Which leads us into another big issue – what happens when an incompatible viewpoint between local communities and government programs arise?
Sometimes a negotiated win/win result isn’t always possible. Sometimes the government will be wrong – let’s face it, governments are pretty used to being wrong, even if they fight tooth and nail to deny it most of the time.
But what happens when the local community is wrong? What happens when a circumstance arises where the tenets of self-determination that we all like to cite would knowingly lead to inferior outcomes for the community itself?
This problem might not seem that big – but when implementing far reaching, almost wholesale change of the multi-billion dollar variety, it will become a very big problem, very, very quickly, on many levels.
In the community economic development field, when people are deployed on the ground to assist a community (and this is pretty much a global phenomenon) the problem arises of where the knowledge gap opens between the people that have been brought in by the community to use their knowledge and talents to assist the community, and the community itself that lacks that knowledge – which is why they engaged the economic development people in the first place.
If Australia were to pull its finger out and start solving our national shame, every time a knowledge gap like this opens, there would be an indigenous leader fronting the press howling with outrage about how the government is telling blackfellas what to do again. A lot of this would be more about local black politics than anything else; there would be many political leaders in the indigenous community that would have the rug of their power pulled from under them as a result of any serious national initiative to provide better outcomes to indigenous people.

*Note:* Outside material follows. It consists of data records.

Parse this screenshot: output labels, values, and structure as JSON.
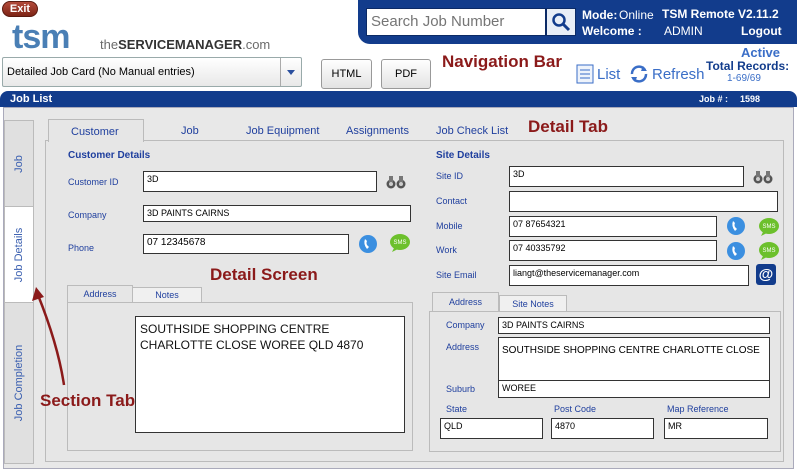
{
  "header": {
    "exit_label": "Exit",
    "logo_main": "tsm",
    "logo_sub_prefix": "the",
    "logo_sub_bold": "SERVICE",
    "logo_sub_mid": "MANAGER",
    "logo_sub_suffix": ".com",
    "search_placeholder": "Search Job Number",
    "mode_label": "Mode:",
    "mode_value": "Online",
    "welcome_label": "Welcome :",
    "welcome_value": "ADMIN",
    "app_version": "TSM Remote V2.11.2",
    "logout_label": "Logout",
    "status_label": "Active"
  },
  "toolbar": {
    "report_selected": "Detailed Job Card (No Manual entries)",
    "html_label": "HTML",
    "pdf_label": "PDF",
    "list_label": "List",
    "refresh_label": "Refresh",
    "total_records_label": "Total Records:",
    "total_records_value": "1-69/69"
  },
  "annotations": {
    "navigation_bar": "Navigation Bar",
    "detail_tab": "Detail Tab",
    "detail_screen": "Detail Screen",
    "section_tab": "Section Tab"
  },
  "job_list": {
    "title": "Job List",
    "job_number_label": "Job # :",
    "job_number_value": "1598"
  },
  "side_tabs": [
    "Job",
    "Job Details",
    "Job Completion"
  ],
  "detail_tabs": [
    "Customer",
    "Job",
    "Job Equipment",
    "Assignments",
    "Job Check List"
  ],
  "customer": {
    "section_title": "Customer Details",
    "id_label": "Customer ID",
    "id_value": "3D",
    "company_label": "Company",
    "company_value": "3D PAINTS CAIRNS",
    "phone_label": "Phone",
    "phone_value": "07 12345678",
    "sub_tabs": [
      "Address",
      "Notes"
    ],
    "address_line1": "SOUTHSIDE SHOPPING CENTRE",
    "address_line2": "CHARLOTTE CLOSE  WOREE  QLD  4870"
  },
  "site": {
    "section_title": "Site Details",
    "id_label": "Site ID",
    "id_value": "3D",
    "contact_label": "Contact",
    "contact_value": "",
    "mobile_label": "Mobile",
    "mobile_value": "07 87654321",
    "work_label": "Work",
    "work_value": "07 40335792",
    "email_label": "Site Email",
    "email_value": "liangt@theservicemanager.com",
    "sub_tabs": [
      "Address",
      "Site Notes"
    ],
    "company_label": "Company",
    "company_value": "3D PAINTS CAIRNS",
    "address_label": "Address",
    "address_value": "SOUTHSIDE SHOPPING CENTRE CHARLOTTE CLOSE",
    "suburb_label": "Suburb",
    "suburb_value": "WOREE",
    "state_label": "State",
    "state_value": "QLD",
    "postcode_label": "Post Code",
    "postcode_value": "4870",
    "mapref_label": "Map Reference",
    "mapref_value": "MR"
  },
  "icons": {
    "binoculars": "binoculars-icon",
    "phone": "phone-icon",
    "sms": "sms-icon",
    "email": "at-icon",
    "search": "magnifier-icon"
  },
  "colors": {
    "nav_blue": "#123c8c",
    "label_blue": "#1f3f9e",
    "annotation_red": "#8b1a1a",
    "sms_green": "#6cc02c",
    "phone_blue": "#3b8fe0"
  }
}
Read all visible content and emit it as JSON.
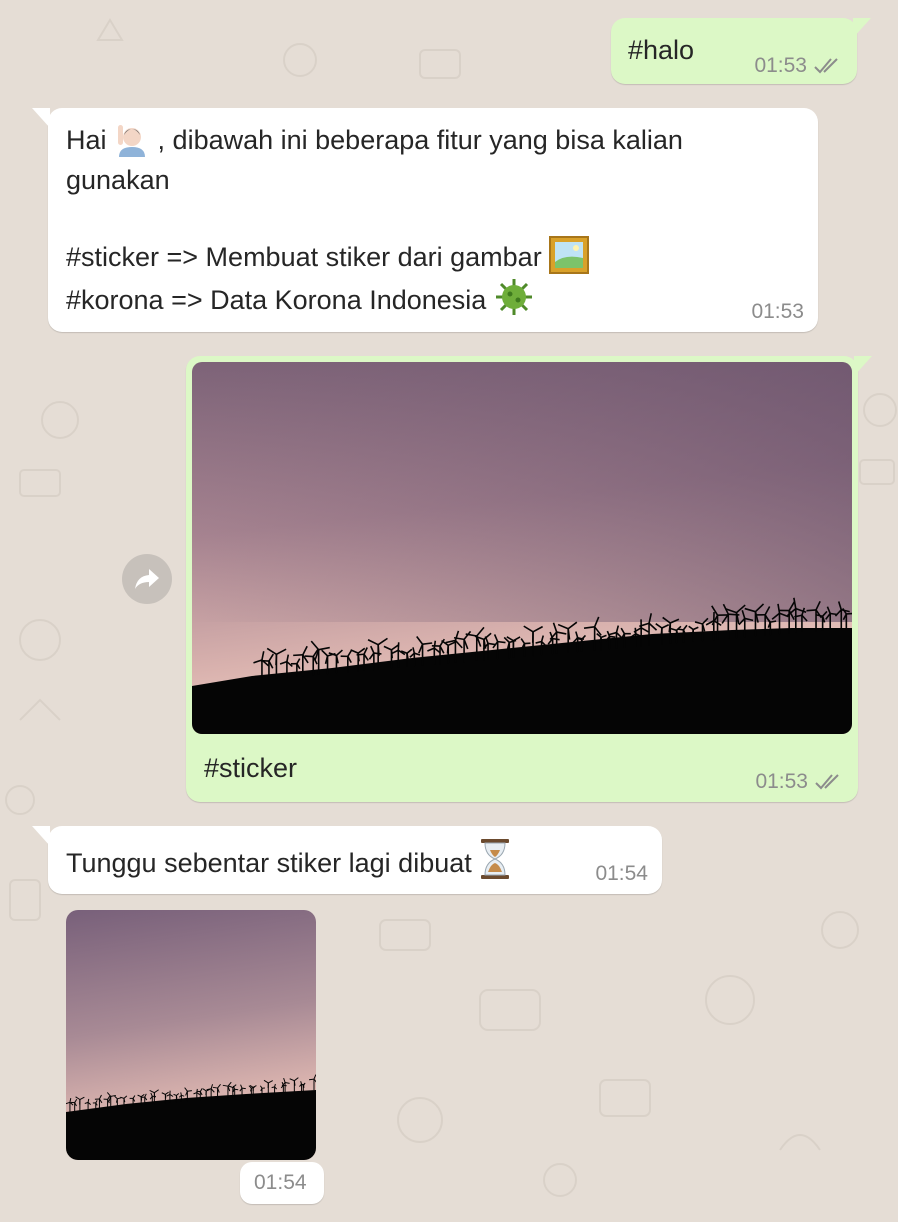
{
  "chat": {
    "messages": [
      {
        "direction": "out",
        "text": "#halo",
        "time": "01:53",
        "status": "read"
      },
      {
        "direction": "in",
        "greeting": "Hai",
        "greeting_emoji": "person-raising-hand",
        "greeting_rest": ", dibawah ini beberapa fitur yang bisa kalian",
        "line2": "gunakan",
        "feature1": "#sticker => Membuat stiker dari gambar",
        "feature1_emoji": "framed-picture",
        "feature2": "#korona => Data Korona Indonesia",
        "feature2_emoji": "microbe",
        "time": "01:53"
      },
      {
        "direction": "out",
        "type": "image",
        "image": "wind-turbines-sunset",
        "caption": "#sticker",
        "time": "01:53",
        "status": "read"
      },
      {
        "direction": "in",
        "text": "Tunggu sebentar stiker lagi dibuat",
        "emoji": "hourglass",
        "time": "01:54"
      },
      {
        "direction": "in",
        "type": "sticker",
        "image": "wind-turbines-sunset",
        "time": "01:54"
      }
    ]
  },
  "colors": {
    "background": "#e5ddd5",
    "outgoing_bubble": "#dcf8c6",
    "incoming_bubble": "#ffffff",
    "read_ticks": "#8c8c8c"
  },
  "icons": {
    "forward": "forward-icon",
    "double_check": "double-check-icon"
  }
}
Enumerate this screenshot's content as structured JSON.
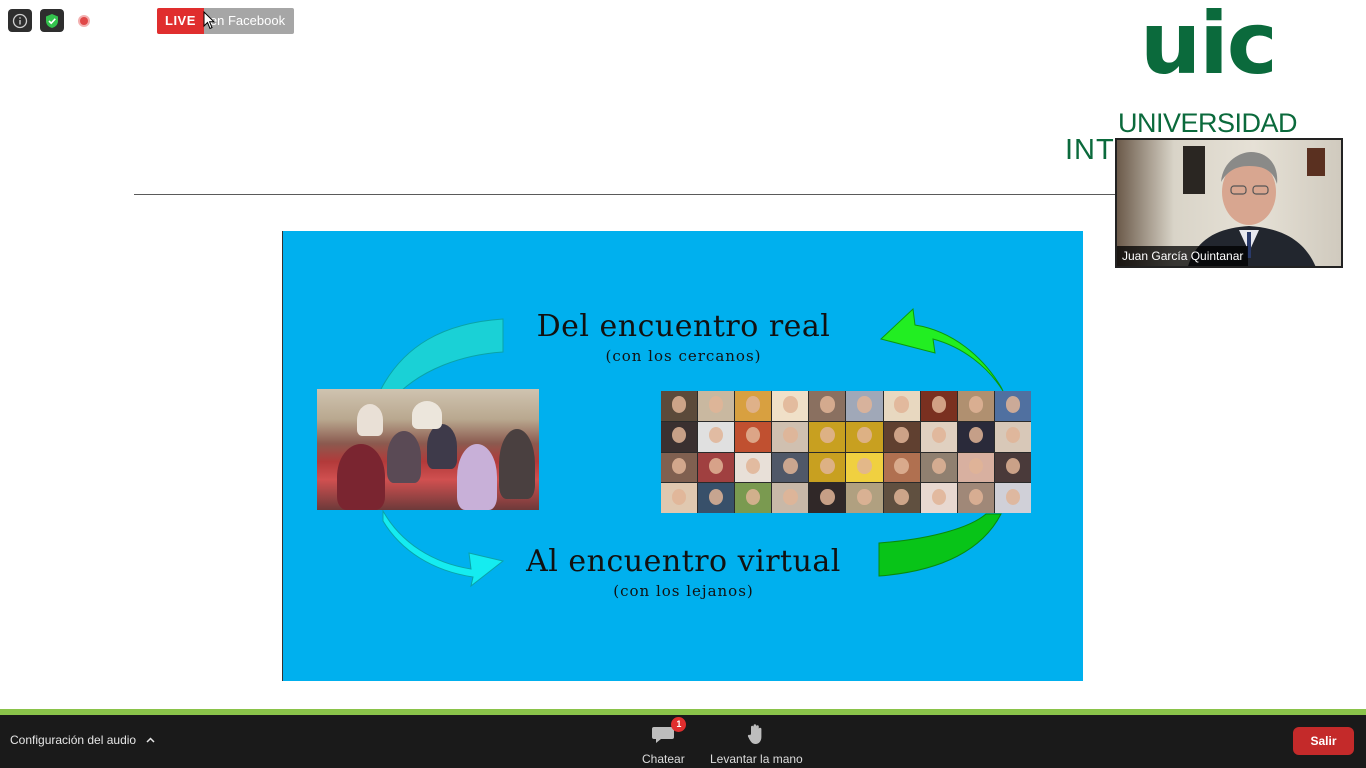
{
  "live": {
    "badge": "LIVE",
    "platform": "en Facebook"
  },
  "status_icons": [
    "info-icon",
    "shield-check-icon",
    "recording-icon"
  ],
  "logo": {
    "mark": "uic",
    "line1": "UNIVERSIDAD",
    "line2_visible": "INT"
  },
  "slide": {
    "title_top": "Del encuentro real",
    "subtitle_top": "(con los cercanos)",
    "title_bottom": "Al encuentro virtual",
    "subtitle_bottom": "(con los lejanos)",
    "colors": {
      "background": "#00b0ee",
      "arrow_cyan": "#22d3e0",
      "arrow_green": "#00e000"
    }
  },
  "video": {
    "participant_name": "Juan García Quintanar"
  },
  "toolbar": {
    "audio_settings_label": "Configuración del audio",
    "chat_label": "Chatear",
    "chat_badge": "1",
    "raise_hand_label": "Levantar la mano",
    "leave_label": "Salir",
    "accent_green": "#8ac34a",
    "leave_color": "#c42a2a"
  }
}
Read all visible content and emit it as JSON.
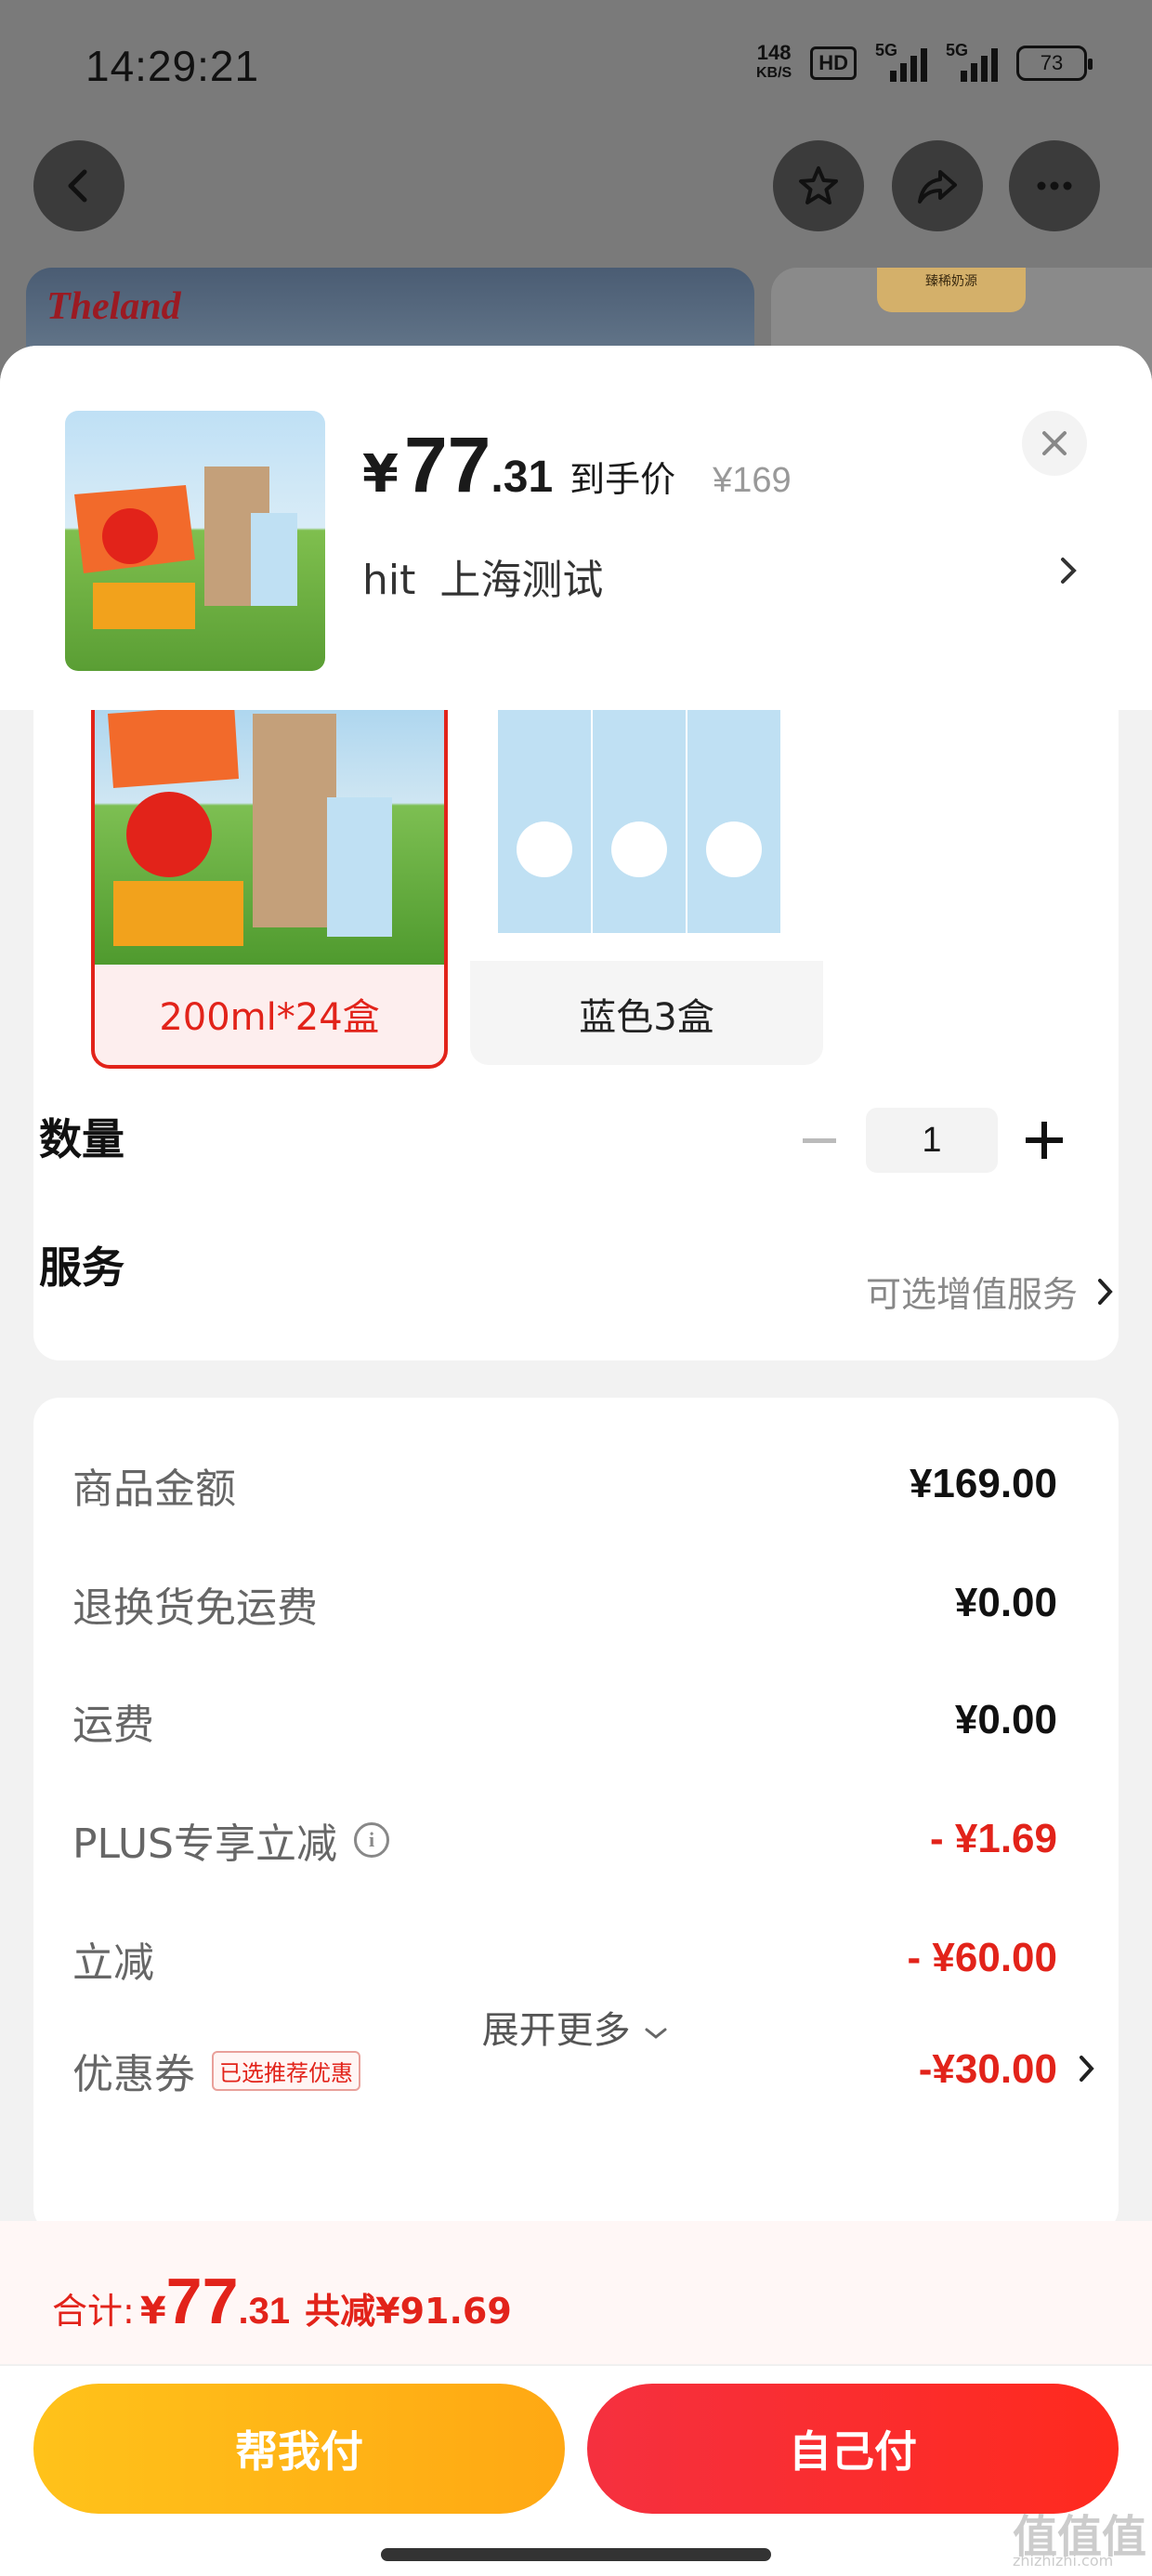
{
  "status": {
    "time": "14:29:21",
    "net_speed_value": "148",
    "net_speed_unit": "KB/S",
    "hd": "HD",
    "sig1": "5G",
    "sig2": "5G",
    "battery": "73"
  },
  "bg_banner": {
    "brand": "Theland",
    "right_tag": "臻稀奶源"
  },
  "sheet": {
    "price": {
      "currency": "¥",
      "integer": "77",
      "decimal": ".31",
      "label": "到手价",
      "original": "¥169"
    },
    "address": {
      "name": "hit",
      "region": "上海测试"
    },
    "variants": [
      {
        "label": "200ml*24盒",
        "selected": true
      },
      {
        "label": "蓝色3盒",
        "selected": false
      }
    ],
    "quantity": {
      "label": "数量",
      "value": "1"
    },
    "service": {
      "label": "服务",
      "value": "可选增值服务"
    }
  },
  "fees": {
    "rows": [
      {
        "key": "商品金额",
        "value": "¥169.00"
      },
      {
        "key": "退换货免运费",
        "value": "¥0.00"
      },
      {
        "key": "运费",
        "value": "¥0.00"
      },
      {
        "key": "PLUS专享立减",
        "value": "- ¥1.69"
      },
      {
        "key": "立减",
        "value": "- ¥60.00"
      },
      {
        "key": "优惠券",
        "value": "-¥30.00",
        "badge": "已选推荐优惠"
      }
    ],
    "expand": "展开更多"
  },
  "footer": {
    "total_label": "合计:",
    "currency": "¥",
    "total_int": "77",
    "total_dec": ".31",
    "saved": "共减¥91.69",
    "help_pay": "帮我付",
    "self_pay": "自己付"
  },
  "watermark": {
    "text": "值值值",
    "url": "zhizhizhi.com"
  },
  "colors": {
    "accent_red": "#e2231a",
    "help_yellow": "#ffb315",
    "self_red": "#f5303f"
  }
}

Other times it would just be as a genuine disagreement between the government and the community over any given initiative on the ground.
If we, as a nation, are to make a serious attempt at this – we MUST have in place from the very outset, some framework, some group of respected indigenous and community leaders that would be willing to come forth and aggressively back the government when the consequences of the knowledge gap arise over those issues where it’s actually the local community that needs to adjust rather than the government program.
But this is important at a far deeper political level – it goes to the very heart of being able to take the Australian people on the journey of dealing with indigenous disadvantage and maintaining their support.
If most of what the public sees about any serious national indigenous project is one local indigenous political leader after another complaining about what the government is doing (and as far as the political sustainability of any program goes, whether the local leader is right or not would sadly be completely irrelevant) – the public support for what would be a multi, multi billion dollar program would quickly start to evaporate.
The moment that any large indigenous project became partisan political fodder that could be positioned as a race issue rather than a development issue, the whole thing would be in danger of collapsing; especially in the first decade of its operation before the fruits of its success alone could drive continued public support.
The management of dissent within the indigenous communities, especially over local black politics and the consequences of the knowledge gap opening up on occasion would need to be one of the most well managed parts of the entire program and one of the first, if not the very first thing to be done. If the issue management failed, any big attempt to finally solve indigenous disadvantage would be put in jeopardy from the very outset.